(The input)

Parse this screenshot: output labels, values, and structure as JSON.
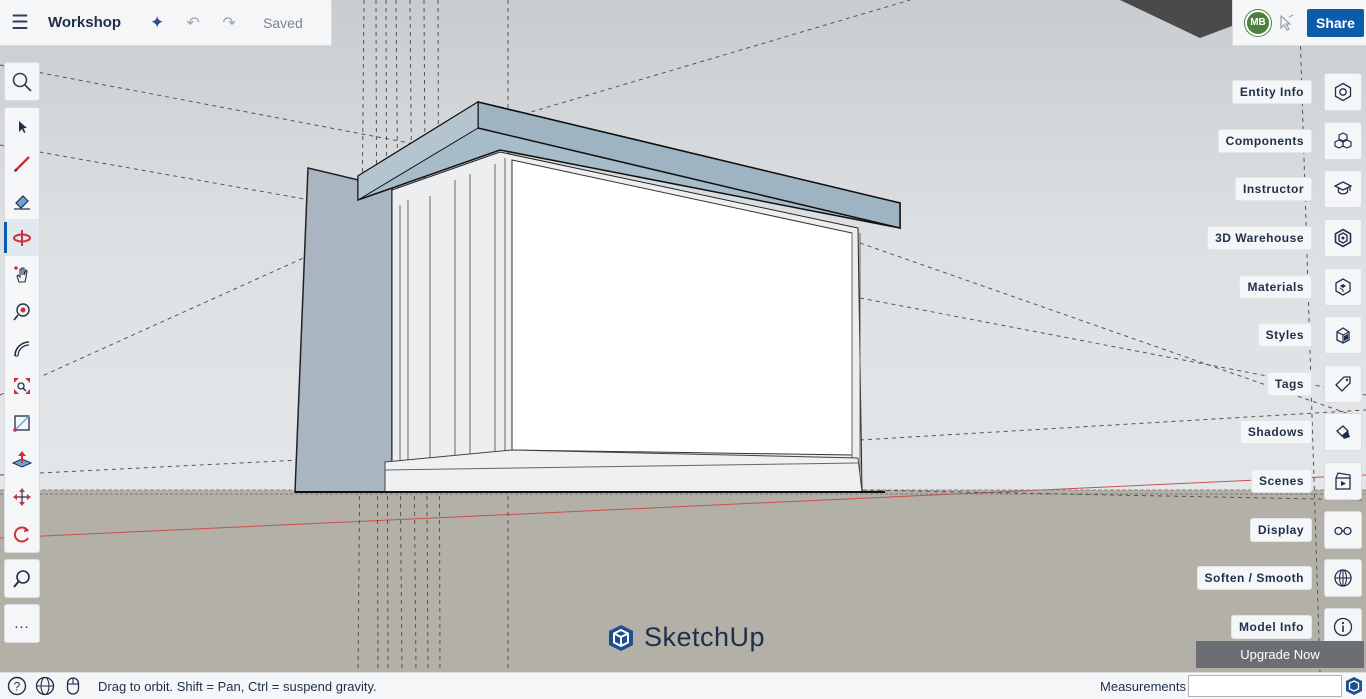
{
  "app": {
    "title": "Workshop",
    "save_status": "Saved"
  },
  "topbar": {
    "menu_icon": "hamburger-icon",
    "ai_icon": "sparkle-icon",
    "undo_icon": "undo-icon",
    "redo_icon": "redo-icon"
  },
  "account": {
    "initials": "MB",
    "share_label": "Share"
  },
  "left_tools": [
    [
      "search-icon"
    ],
    [
      "select-icon",
      "pencil-icon",
      "eraser-icon",
      "orbit-icon",
      "pan-icon",
      "paint-bucket-icon",
      "protractor-icon",
      "scale-icon",
      "rectangle-icon",
      "push-pull-icon",
      "move-icon",
      "rotate-icon"
    ],
    [
      "zoom-icon"
    ],
    [
      "more-icon"
    ]
  ],
  "active_tool": "orbit-icon",
  "more_label": "…",
  "right_panels": [
    {
      "label": "Entity Info",
      "icon": "entity-info-icon"
    },
    {
      "label": "Components",
      "icon": "components-icon"
    },
    {
      "label": "Instructor",
      "icon": "instructor-icon"
    },
    {
      "label": "3D Warehouse",
      "icon": "warehouse-icon"
    },
    {
      "label": "Materials",
      "icon": "materials-icon"
    },
    {
      "label": "Styles",
      "icon": "styles-icon"
    },
    {
      "label": "Tags",
      "icon": "tags-icon"
    },
    {
      "label": "Shadows",
      "icon": "shadows-icon"
    },
    {
      "label": "Scenes",
      "icon": "scenes-icon"
    },
    {
      "label": "Display",
      "icon": "display-icon"
    },
    {
      "label": "Soften / Smooth",
      "icon": "soften-icon"
    },
    {
      "label": "Model Info",
      "icon": "model-info-icon"
    }
  ],
  "upgrade_label": "Upgrade Now",
  "brand": "SketchUp",
  "status": {
    "hint": "Drag to orbit. Shift = Pan, Ctrl = suspend gravity.",
    "measurements_label": "Measurements",
    "measurements_value": ""
  },
  "colors": {
    "accent": "#0b5cad",
    "toolbar_bg": "#f5f6f7",
    "text": "#1f2f4a",
    "avatar": "#4d7f3e",
    "ground": "#b3b0a8"
  }
}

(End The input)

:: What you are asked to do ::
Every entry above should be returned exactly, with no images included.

:: Solution to this task ::
Parse this screenshot: output labels, values, and structure as JSON.
{
  "app": {
    "title": "Workshop",
    "save_status": "Saved"
  },
  "topbar": {
    "menu_icon": "hamburger-icon",
    "ai_icon": "sparkle-icon",
    "undo_icon": "undo-icon",
    "redo_icon": "redo-icon"
  },
  "account": {
    "initials": "MB",
    "share_label": "Share"
  },
  "left_tools": [
    [
      "search-icon"
    ],
    [
      "select-icon",
      "pencil-icon",
      "eraser-icon",
      "orbit-icon",
      "pan-icon",
      "paint-bucket-icon",
      "protractor-icon",
      "scale-icon",
      "rectangle-icon",
      "push-pull-icon",
      "move-icon",
      "rotate-icon"
    ],
    [
      "zoom-icon"
    ],
    [
      "more-icon"
    ]
  ],
  "active_tool": "orbit-icon",
  "more_label": "…",
  "right_panels": [
    {
      "label": "Entity Info",
      "icon": "entity-info-icon"
    },
    {
      "label": "Components",
      "icon": "components-icon"
    },
    {
      "label": "Instructor",
      "icon": "instructor-icon"
    },
    {
      "label": "3D Warehouse",
      "icon": "warehouse-icon"
    },
    {
      "label": "Materials",
      "icon": "materials-icon"
    },
    {
      "label": "Styles",
      "icon": "styles-icon"
    },
    {
      "label": "Tags",
      "icon": "tags-icon"
    },
    {
      "label": "Shadows",
      "icon": "shadows-icon"
    },
    {
      "label": "Scenes",
      "icon": "scenes-icon"
    },
    {
      "label": "Display",
      "icon": "display-icon"
    },
    {
      "label": "Soften / Smooth",
      "icon": "soften-icon"
    },
    {
      "label": "Model Info",
      "icon": "model-info-icon"
    }
  ],
  "upgrade_label": "Upgrade Now",
  "brand": "SketchUp",
  "status": {
    "hint": "Drag to orbit. Shift = Pan, Ctrl = suspend gravity.",
    "measurements_label": "Measurements",
    "measurements_value": ""
  },
  "colors": {
    "accent": "#0b5cad",
    "toolbar_bg": "#f5f6f7",
    "text": "#1f2f4a",
    "avatar": "#4d7f3e",
    "ground": "#b3b0a8"
  }
}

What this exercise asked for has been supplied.